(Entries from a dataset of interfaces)
^^^^^^^^
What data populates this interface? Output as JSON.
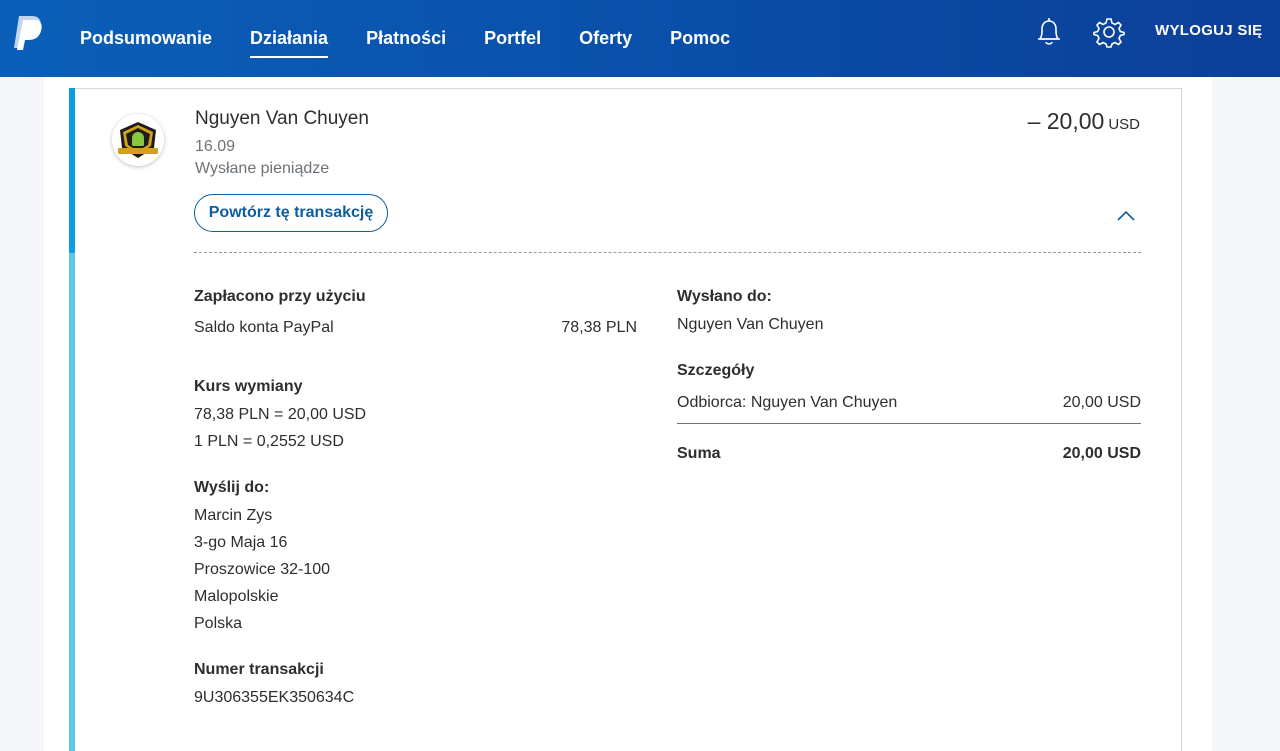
{
  "nav": {
    "items": [
      "Podsumowanie",
      "Działania",
      "Płatności",
      "Portfel",
      "Oferty",
      "Pomoc"
    ],
    "active_index": 1,
    "logout": "WYLOGUJ SIĘ",
    "icons": [
      "paypal-logo-icon",
      "bell-icon",
      "gear-icon"
    ]
  },
  "transaction": {
    "name": "Nguyen Van Chuyen",
    "date": "16.09",
    "type": "Wysłane pieniądze",
    "amount": "– 20,00",
    "currency": "USD",
    "repeat_label": "Powtórz tę transakcję"
  },
  "details": {
    "paid_with_label": "Zapłacono przy użyciu",
    "paid_with_source": "Saldo konta PayPal",
    "paid_with_amount": "78,38 PLN",
    "exchange_label": "Kurs wymiany",
    "exchange_line1": "78,38 PLN = 20,00 USD",
    "exchange_line2": "1 PLN = 0,2552 USD",
    "ship_to_label": "Wyślij do:",
    "ship_to": [
      "Marcin Zys",
      "3-go Maja 16",
      "Proszowice 32-100",
      "Malopolskie",
      "Polska"
    ],
    "txn_id_label": "Numer transakcji",
    "txn_id": "9U306355EK350634C",
    "sent_to_label": "Wysłano do:",
    "sent_to": "Nguyen Van Chuyen",
    "details_label": "Szczegóły",
    "recipient_line": "Odbiorca: Nguyen Van Chuyen",
    "recipient_amount": "20,00 USD",
    "total_label": "Suma",
    "total_amount": "20,00 USD"
  },
  "colors": {
    "header": "#0b5fb8",
    "accent": "#0c9ee3",
    "link": "#0e5d9e"
  }
}
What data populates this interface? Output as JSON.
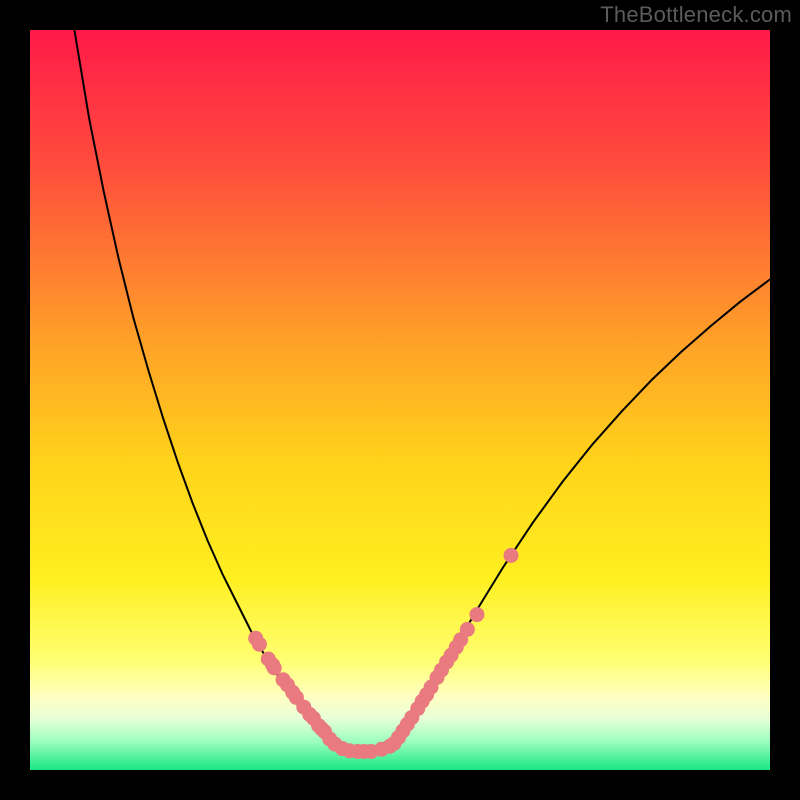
{
  "watermark": "TheBottleneck.com",
  "chart_data": {
    "type": "line",
    "title": "",
    "xlabel": "",
    "ylabel": "",
    "xlim": [
      0,
      100
    ],
    "ylim": [
      0,
      100
    ],
    "background_gradient": {
      "top": "#ff1a49",
      "mid": "#ffe500",
      "mid2": "#ffffa0",
      "bottom": "#18e884"
    },
    "series": [
      {
        "name": "left-curve",
        "type": "line",
        "x": [
          6,
          8,
          10,
          12,
          14,
          16,
          18,
          20,
          22,
          24,
          26,
          28,
          30,
          32,
          34,
          36,
          38,
          39,
          40,
          41
        ],
        "values": [
          100,
          88,
          78,
          69,
          61,
          54,
          47.5,
          41.5,
          36,
          31,
          26.5,
          22.5,
          18.5,
          15,
          12,
          9,
          6.5,
          5,
          3.8,
          3
        ]
      },
      {
        "name": "valley-flat",
        "type": "line",
        "x": [
          41,
          42,
          43,
          44,
          45,
          46,
          47,
          48,
          49
        ],
        "values": [
          3,
          2.5,
          2.2,
          2.1,
          2.1,
          2.1,
          2.2,
          2.5,
          3
        ]
      },
      {
        "name": "right-curve",
        "type": "line",
        "x": [
          49,
          50,
          52,
          54,
          56,
          58,
          60,
          64,
          68,
          72,
          76,
          80,
          84,
          88,
          92,
          96,
          100
        ],
        "values": [
          3,
          4,
          7,
          10.5,
          14,
          17.5,
          21,
          27.5,
          33.5,
          39,
          44,
          48.5,
          52.7,
          56.5,
          60,
          63.3,
          66.3
        ]
      }
    ],
    "markers": [
      {
        "name": "left-markers",
        "x": [
          30.5,
          31,
          32.2,
          32.8,
          33,
          34.2,
          34.8,
          35.5,
          36.0,
          37.0,
          37.8,
          38.3,
          39.0,
          39.4,
          39.8,
          40.5,
          41.2,
          42.2,
          43.2,
          44.3,
          45.2,
          46.1,
          47.5,
          48.6
        ],
        "values": [
          17.8,
          17.0,
          15.0,
          14.2,
          13.8,
          12.2,
          11.5,
          10.5,
          9.8,
          8.5,
          7.5,
          7.0,
          6.0,
          5.6,
          5.2,
          4.2,
          3.5,
          2.9,
          2.6,
          2.5,
          2.5,
          2.5,
          2.8,
          3.2
        ]
      },
      {
        "name": "right-markers",
        "x": [
          49.2,
          49.8,
          50.4,
          51.0,
          51.6,
          52.4,
          53.0,
          53.6,
          54.2,
          55.0,
          55.6,
          56.3,
          56.9,
          57.6,
          58.2,
          59.1,
          60.4,
          65.0
        ],
        "values": [
          3.6,
          4.4,
          5.3,
          6.2,
          7.1,
          8.3,
          9.3,
          10.2,
          11.2,
          12.5,
          13.5,
          14.6,
          15.5,
          16.6,
          17.6,
          19.0,
          21.0,
          29.0
        ]
      }
    ],
    "marker_color": "#e97a7f",
    "marker_radius": 7,
    "curve_color": "#000000",
    "curve_width": 2
  }
}
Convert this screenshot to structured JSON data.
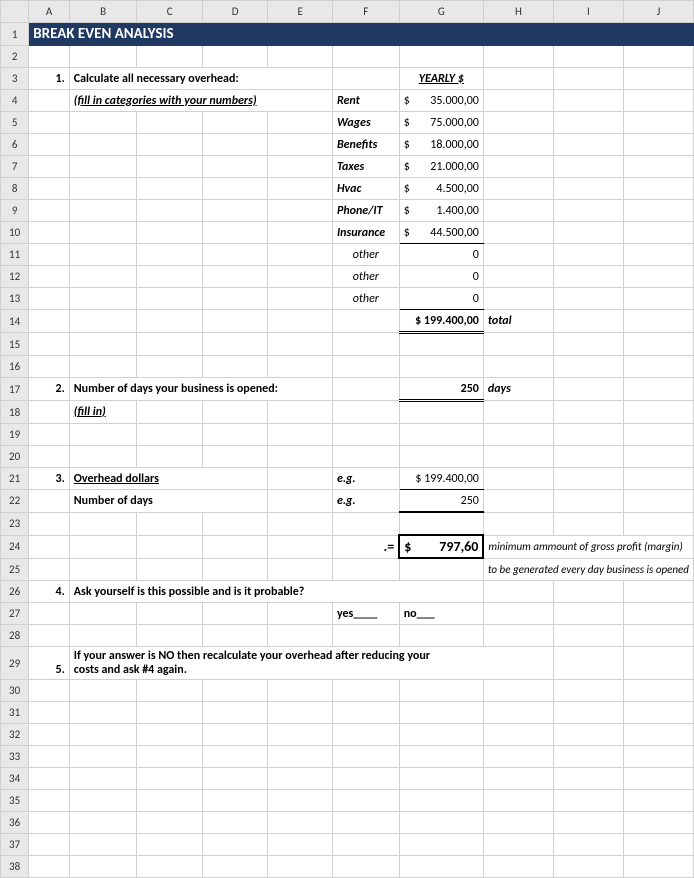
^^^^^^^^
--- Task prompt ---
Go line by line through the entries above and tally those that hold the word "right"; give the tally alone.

--- Exercise result ---
2